──────── Material provided
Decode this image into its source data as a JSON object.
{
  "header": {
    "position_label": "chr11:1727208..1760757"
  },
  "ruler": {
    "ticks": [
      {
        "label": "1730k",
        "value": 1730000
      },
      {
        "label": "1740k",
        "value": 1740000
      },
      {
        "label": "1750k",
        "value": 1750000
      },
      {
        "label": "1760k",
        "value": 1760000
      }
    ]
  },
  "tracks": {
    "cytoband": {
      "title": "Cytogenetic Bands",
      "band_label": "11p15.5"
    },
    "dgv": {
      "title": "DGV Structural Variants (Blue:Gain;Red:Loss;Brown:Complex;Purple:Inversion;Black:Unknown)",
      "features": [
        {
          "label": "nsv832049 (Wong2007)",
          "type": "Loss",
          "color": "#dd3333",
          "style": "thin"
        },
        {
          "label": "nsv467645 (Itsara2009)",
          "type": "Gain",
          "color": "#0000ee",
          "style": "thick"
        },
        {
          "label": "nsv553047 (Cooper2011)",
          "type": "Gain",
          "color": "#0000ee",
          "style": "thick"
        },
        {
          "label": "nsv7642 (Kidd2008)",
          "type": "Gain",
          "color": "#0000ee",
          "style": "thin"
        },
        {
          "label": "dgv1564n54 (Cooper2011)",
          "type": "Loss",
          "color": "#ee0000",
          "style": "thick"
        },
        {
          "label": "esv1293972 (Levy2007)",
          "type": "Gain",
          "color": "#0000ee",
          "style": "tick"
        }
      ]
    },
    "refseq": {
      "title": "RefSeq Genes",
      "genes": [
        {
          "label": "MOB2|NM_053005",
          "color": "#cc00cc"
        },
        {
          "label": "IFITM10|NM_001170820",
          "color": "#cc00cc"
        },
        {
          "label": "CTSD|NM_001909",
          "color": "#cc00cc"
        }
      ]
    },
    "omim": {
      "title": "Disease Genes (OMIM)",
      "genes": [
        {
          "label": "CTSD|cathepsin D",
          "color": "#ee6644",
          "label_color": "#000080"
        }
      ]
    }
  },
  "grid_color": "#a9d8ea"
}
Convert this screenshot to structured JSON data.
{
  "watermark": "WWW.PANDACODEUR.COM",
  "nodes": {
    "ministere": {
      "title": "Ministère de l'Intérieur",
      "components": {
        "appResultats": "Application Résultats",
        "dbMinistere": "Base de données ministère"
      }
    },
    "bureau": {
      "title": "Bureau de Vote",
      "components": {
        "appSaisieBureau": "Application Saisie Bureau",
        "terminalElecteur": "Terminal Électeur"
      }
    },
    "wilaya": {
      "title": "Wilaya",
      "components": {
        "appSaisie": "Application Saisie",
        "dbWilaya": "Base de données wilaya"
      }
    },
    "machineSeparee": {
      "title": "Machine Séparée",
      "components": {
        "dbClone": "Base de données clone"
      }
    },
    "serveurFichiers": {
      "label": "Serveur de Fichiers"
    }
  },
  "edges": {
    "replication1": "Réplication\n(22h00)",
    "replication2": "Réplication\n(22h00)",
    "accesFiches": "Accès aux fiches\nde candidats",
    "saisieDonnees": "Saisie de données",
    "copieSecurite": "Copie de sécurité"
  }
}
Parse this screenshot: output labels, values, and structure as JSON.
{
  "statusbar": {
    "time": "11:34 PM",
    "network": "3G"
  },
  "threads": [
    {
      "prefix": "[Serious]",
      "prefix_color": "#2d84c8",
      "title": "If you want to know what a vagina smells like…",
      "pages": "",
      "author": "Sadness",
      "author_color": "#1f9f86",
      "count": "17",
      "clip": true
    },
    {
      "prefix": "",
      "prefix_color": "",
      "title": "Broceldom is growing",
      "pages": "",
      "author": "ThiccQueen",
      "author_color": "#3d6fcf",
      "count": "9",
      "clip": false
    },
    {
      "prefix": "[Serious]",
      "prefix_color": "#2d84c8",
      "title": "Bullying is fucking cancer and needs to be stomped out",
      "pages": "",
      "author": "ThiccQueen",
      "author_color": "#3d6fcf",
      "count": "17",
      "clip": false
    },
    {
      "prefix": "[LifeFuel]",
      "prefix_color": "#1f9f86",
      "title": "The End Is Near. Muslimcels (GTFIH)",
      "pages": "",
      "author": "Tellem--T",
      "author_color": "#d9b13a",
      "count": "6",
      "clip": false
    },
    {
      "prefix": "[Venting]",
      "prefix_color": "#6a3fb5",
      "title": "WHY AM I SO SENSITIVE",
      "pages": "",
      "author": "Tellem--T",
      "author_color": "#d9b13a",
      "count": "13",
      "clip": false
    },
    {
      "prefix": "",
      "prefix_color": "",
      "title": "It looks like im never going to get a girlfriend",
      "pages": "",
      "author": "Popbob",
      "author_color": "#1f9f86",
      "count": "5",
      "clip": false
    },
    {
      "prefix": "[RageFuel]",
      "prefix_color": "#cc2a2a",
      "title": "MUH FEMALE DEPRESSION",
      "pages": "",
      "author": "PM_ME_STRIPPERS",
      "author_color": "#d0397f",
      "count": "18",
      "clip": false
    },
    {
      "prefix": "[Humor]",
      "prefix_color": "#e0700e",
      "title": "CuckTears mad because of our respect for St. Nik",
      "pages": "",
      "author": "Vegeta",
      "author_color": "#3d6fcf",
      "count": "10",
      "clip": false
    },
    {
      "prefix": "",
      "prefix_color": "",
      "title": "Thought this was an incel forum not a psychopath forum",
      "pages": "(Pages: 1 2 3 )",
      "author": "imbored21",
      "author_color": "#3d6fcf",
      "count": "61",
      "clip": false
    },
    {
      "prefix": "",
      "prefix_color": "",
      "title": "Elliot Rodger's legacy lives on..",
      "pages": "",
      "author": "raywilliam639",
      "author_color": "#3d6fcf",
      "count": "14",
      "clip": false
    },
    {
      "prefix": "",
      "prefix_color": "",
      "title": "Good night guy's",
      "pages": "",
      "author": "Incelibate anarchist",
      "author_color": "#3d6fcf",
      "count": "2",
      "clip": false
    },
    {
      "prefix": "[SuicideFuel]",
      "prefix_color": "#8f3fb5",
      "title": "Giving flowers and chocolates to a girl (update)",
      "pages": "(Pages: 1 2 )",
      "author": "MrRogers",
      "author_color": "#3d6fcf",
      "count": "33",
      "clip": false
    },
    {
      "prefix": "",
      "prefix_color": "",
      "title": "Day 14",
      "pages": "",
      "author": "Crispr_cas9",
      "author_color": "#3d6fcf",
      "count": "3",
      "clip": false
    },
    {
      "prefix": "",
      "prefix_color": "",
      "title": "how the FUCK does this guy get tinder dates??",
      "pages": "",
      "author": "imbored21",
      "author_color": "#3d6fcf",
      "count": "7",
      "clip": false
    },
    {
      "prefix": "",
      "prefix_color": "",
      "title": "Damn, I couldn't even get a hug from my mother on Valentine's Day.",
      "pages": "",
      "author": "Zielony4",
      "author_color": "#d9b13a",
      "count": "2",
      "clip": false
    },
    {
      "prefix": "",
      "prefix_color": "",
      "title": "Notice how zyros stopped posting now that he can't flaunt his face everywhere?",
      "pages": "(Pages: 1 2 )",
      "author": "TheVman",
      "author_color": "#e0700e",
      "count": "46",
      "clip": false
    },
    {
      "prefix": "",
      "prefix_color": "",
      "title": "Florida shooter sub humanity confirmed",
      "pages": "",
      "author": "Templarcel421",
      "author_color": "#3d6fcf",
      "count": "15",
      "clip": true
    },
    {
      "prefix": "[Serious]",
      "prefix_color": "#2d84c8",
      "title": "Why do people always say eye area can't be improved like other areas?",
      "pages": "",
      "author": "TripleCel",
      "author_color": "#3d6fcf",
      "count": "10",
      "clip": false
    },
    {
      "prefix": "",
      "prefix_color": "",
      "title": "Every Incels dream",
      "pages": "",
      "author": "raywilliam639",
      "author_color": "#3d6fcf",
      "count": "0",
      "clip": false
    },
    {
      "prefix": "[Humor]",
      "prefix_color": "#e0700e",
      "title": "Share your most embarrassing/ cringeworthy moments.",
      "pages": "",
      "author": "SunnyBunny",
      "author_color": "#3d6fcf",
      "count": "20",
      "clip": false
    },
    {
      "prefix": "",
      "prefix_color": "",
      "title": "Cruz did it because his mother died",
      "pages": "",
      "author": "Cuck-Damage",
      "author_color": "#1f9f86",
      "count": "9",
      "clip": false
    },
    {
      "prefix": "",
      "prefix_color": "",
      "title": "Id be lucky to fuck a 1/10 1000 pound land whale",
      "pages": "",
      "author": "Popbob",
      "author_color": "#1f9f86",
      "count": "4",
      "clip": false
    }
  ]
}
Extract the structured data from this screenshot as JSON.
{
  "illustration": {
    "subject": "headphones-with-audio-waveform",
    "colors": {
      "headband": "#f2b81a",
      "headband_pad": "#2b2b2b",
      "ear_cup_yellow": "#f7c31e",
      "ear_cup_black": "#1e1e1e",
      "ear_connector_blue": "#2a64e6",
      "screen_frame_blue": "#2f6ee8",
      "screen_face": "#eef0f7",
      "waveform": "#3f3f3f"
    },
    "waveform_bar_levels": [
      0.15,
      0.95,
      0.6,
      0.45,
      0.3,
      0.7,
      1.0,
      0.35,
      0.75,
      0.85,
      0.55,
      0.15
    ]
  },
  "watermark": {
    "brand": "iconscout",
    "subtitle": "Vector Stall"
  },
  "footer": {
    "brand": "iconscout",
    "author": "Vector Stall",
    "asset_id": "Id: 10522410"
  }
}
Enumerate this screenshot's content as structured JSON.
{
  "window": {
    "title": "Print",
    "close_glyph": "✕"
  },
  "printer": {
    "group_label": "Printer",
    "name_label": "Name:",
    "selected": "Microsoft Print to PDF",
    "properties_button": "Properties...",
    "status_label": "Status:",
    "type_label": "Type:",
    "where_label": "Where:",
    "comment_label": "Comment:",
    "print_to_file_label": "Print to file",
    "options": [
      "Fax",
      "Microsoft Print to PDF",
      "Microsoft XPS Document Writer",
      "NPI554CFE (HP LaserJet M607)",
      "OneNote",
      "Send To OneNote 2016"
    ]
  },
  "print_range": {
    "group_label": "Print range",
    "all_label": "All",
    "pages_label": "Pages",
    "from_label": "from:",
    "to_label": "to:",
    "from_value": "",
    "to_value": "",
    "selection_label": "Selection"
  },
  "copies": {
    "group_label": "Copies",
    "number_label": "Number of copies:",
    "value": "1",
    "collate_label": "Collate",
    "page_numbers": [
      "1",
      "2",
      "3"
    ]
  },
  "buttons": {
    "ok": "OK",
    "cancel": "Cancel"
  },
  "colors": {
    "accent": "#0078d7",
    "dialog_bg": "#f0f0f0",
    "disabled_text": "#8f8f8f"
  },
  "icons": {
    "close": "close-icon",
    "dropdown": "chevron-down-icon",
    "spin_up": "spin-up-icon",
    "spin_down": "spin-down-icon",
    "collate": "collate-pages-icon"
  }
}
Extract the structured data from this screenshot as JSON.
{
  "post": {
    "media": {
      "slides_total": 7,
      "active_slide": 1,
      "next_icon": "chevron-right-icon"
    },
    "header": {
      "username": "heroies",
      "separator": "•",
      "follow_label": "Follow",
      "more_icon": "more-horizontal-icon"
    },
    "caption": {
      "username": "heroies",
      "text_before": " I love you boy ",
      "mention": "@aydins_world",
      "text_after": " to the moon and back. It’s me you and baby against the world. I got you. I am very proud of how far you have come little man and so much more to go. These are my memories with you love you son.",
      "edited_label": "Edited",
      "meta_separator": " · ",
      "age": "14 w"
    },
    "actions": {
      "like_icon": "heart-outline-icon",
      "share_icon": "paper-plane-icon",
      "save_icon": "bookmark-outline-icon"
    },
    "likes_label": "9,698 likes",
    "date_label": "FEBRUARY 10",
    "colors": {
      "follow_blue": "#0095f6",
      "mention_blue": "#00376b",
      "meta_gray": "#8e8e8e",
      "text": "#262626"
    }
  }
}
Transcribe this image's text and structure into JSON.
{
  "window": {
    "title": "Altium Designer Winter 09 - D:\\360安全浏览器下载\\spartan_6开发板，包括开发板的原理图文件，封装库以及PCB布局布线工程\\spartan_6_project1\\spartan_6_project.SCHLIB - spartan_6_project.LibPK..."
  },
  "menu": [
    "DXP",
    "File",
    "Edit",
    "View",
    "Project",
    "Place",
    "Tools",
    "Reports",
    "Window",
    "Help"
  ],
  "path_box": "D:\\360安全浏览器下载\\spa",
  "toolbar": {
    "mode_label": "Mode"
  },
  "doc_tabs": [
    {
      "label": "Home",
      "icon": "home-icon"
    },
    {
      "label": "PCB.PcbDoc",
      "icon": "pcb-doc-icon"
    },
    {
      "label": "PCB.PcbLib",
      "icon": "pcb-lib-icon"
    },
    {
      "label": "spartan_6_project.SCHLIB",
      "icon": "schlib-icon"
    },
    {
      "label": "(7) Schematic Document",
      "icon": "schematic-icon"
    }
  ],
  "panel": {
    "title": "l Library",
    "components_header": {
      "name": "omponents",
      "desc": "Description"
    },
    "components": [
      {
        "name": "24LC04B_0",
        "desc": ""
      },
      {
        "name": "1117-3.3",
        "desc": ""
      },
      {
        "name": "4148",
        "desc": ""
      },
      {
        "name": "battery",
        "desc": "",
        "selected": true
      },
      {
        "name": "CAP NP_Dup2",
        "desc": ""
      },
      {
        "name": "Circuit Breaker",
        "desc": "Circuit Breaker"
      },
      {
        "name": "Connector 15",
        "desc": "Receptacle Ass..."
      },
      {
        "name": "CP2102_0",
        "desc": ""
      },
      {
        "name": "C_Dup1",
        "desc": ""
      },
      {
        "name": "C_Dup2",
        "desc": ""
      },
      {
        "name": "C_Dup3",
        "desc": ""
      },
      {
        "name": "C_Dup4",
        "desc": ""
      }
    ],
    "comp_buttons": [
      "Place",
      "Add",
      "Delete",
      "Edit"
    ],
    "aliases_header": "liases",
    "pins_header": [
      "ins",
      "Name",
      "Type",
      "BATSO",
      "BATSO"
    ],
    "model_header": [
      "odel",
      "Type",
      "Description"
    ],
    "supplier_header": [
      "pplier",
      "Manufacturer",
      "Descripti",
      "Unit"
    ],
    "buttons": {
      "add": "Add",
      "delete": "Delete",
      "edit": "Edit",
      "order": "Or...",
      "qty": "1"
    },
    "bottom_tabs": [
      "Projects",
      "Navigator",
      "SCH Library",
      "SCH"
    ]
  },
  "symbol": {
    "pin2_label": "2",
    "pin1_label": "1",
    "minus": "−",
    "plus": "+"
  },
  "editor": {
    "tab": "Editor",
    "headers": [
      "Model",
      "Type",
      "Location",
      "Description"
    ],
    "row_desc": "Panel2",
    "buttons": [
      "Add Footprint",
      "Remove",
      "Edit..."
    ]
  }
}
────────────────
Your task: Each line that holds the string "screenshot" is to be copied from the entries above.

Problem solution:
Convert this screenshot to structured JSON data.
Parse this screenshot: output labels, values, and structure as JSON.
Extract the structured data from this screenshot as JSON.
Enumerate this screenshot's content as structured JSON.
Extract the structured data from this screenshot as JSON.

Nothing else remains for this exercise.